(Task input Opens)

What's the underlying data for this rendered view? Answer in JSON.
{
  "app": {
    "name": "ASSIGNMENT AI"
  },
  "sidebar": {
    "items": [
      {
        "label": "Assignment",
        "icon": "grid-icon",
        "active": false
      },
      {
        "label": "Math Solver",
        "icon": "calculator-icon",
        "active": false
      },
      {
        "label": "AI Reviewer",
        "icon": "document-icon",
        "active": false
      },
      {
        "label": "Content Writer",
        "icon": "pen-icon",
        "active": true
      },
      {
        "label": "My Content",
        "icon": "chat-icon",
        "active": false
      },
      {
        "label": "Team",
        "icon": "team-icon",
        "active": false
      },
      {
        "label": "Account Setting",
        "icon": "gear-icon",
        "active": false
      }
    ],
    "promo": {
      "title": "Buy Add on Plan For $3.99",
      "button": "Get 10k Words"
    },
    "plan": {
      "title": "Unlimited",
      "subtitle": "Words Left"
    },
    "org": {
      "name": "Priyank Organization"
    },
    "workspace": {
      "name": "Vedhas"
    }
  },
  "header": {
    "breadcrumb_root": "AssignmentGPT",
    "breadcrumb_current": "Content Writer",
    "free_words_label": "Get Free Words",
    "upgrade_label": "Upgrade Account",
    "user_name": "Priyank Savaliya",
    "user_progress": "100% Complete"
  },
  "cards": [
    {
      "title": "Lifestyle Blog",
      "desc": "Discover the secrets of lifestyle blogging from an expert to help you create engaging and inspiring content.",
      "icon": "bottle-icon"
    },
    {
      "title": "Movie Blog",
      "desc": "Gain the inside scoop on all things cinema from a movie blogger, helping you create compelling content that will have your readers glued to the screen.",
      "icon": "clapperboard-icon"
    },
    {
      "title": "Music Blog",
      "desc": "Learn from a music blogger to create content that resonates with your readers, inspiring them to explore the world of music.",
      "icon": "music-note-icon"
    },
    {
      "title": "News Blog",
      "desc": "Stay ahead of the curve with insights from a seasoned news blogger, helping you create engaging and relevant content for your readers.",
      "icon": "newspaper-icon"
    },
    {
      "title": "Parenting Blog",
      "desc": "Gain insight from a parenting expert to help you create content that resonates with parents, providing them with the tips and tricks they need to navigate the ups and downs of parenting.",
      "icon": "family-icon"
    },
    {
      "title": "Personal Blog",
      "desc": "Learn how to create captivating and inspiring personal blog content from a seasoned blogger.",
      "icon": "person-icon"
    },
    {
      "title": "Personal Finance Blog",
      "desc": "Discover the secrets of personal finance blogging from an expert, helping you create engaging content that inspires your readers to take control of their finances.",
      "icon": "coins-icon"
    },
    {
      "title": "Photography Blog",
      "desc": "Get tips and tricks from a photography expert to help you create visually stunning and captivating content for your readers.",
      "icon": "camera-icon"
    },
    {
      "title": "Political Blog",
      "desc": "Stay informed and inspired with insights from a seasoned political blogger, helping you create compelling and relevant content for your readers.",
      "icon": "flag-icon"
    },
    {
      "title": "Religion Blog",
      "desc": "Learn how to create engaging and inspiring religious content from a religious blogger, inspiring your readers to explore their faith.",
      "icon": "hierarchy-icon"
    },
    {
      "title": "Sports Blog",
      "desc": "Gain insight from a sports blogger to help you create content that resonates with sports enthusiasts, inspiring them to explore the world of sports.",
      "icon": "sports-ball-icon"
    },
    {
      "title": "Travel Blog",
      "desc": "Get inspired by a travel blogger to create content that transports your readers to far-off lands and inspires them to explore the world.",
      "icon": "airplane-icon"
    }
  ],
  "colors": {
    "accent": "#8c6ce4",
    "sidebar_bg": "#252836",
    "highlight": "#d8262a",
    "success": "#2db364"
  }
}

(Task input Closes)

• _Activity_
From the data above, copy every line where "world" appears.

• _Task response_
      "desc": "Learn from a music blogger to create content that resonates with your readers, inspiring them to explore the world of music.",
      "desc": "Gain insight from a sports blogger to help you create content that resonates with sports enthusiasts, inspiring them to explore the world of sports.",
      "desc": "Get inspired by a travel blogger to create content that transports your readers to far-off lands and inspires them to explore the world.",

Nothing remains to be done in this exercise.